Data for analysis -

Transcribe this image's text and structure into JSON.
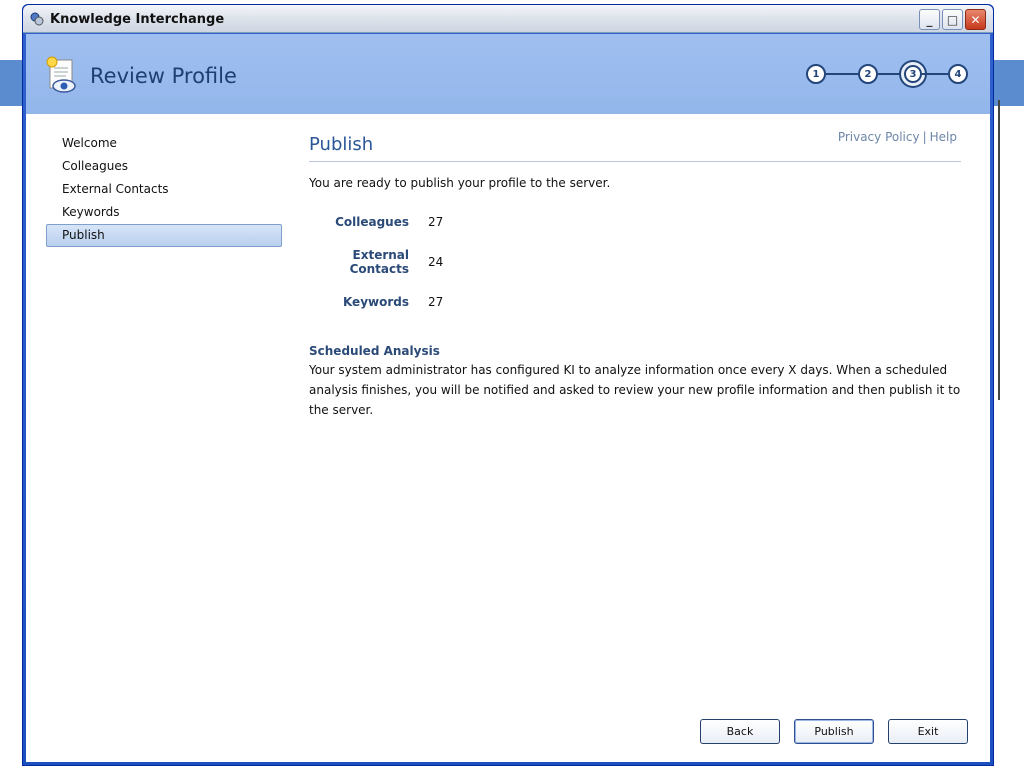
{
  "window": {
    "title": "Knowledge Interchange",
    "controls": {
      "minimize": "_",
      "maximize": "□",
      "close": "✕"
    }
  },
  "header": {
    "title": "Review Profile",
    "steps": [
      "1",
      "2",
      "3",
      "4"
    ],
    "current_step": "3"
  },
  "sidebar": {
    "items": [
      {
        "label": "Welcome"
      },
      {
        "label": "Colleagues"
      },
      {
        "label": "External Contacts"
      },
      {
        "label": "Keywords"
      },
      {
        "label": "Publish"
      }
    ],
    "active": "Publish"
  },
  "links": {
    "privacy": "Privacy Policy",
    "separator": "|",
    "help": "Help"
  },
  "content": {
    "heading": "Publish",
    "intro": "You are ready to publish your profile to the server.",
    "stats": [
      {
        "label": "Colleagues",
        "value": "27"
      },
      {
        "label": "External Contacts",
        "value": "24"
      },
      {
        "label": "Keywords",
        "value": "27"
      }
    ],
    "section_heading": "Scheduled Analysis",
    "section_text": "Your system administrator has configured KI to analyze information once every X days. When a scheduled analysis finishes, you will be notified and asked to review your new profile information and then publish it to the server."
  },
  "buttons": {
    "back": "Back",
    "publish": "Publish",
    "exit": "Exit"
  },
  "colors": {
    "header": "#9fbff0",
    "accent": "#2a5696",
    "titlebar": "#dfe4ec"
  }
}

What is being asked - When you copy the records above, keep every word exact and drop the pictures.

Your response -
Transcribe this image's text and structure into JSON.
{
  "window": {
    "title": "Knowledge Interchange",
    "controls": {
      "minimize": "_",
      "maximize": "□",
      "close": "✕"
    }
  },
  "header": {
    "title": "Review Profile",
    "steps": [
      "1",
      "2",
      "3",
      "4"
    ],
    "current_step": "3"
  },
  "sidebar": {
    "items": [
      {
        "label": "Welcome"
      },
      {
        "label": "Colleagues"
      },
      {
        "label": "External Contacts"
      },
      {
        "label": "Keywords"
      },
      {
        "label": "Publish"
      }
    ],
    "active": "Publish"
  },
  "links": {
    "privacy": "Privacy Policy",
    "separator": "|",
    "help": "Help"
  },
  "content": {
    "heading": "Publish",
    "intro": "You are ready to publish your profile to the server.",
    "stats": [
      {
        "label": "Colleagues",
        "value": "27"
      },
      {
        "label": "External Contacts",
        "value": "24"
      },
      {
        "label": "Keywords",
        "value": "27"
      }
    ],
    "section_heading": "Scheduled Analysis",
    "section_text": "Your system administrator has configured KI to analyze information once every X days. When a scheduled analysis finishes, you will be notified and asked to review your new profile information and then publish it to the server."
  },
  "buttons": {
    "back": "Back",
    "publish": "Publish",
    "exit": "Exit"
  },
  "colors": {
    "header": "#9fbff0",
    "accent": "#2a5696",
    "titlebar": "#dfe4ec"
  }
}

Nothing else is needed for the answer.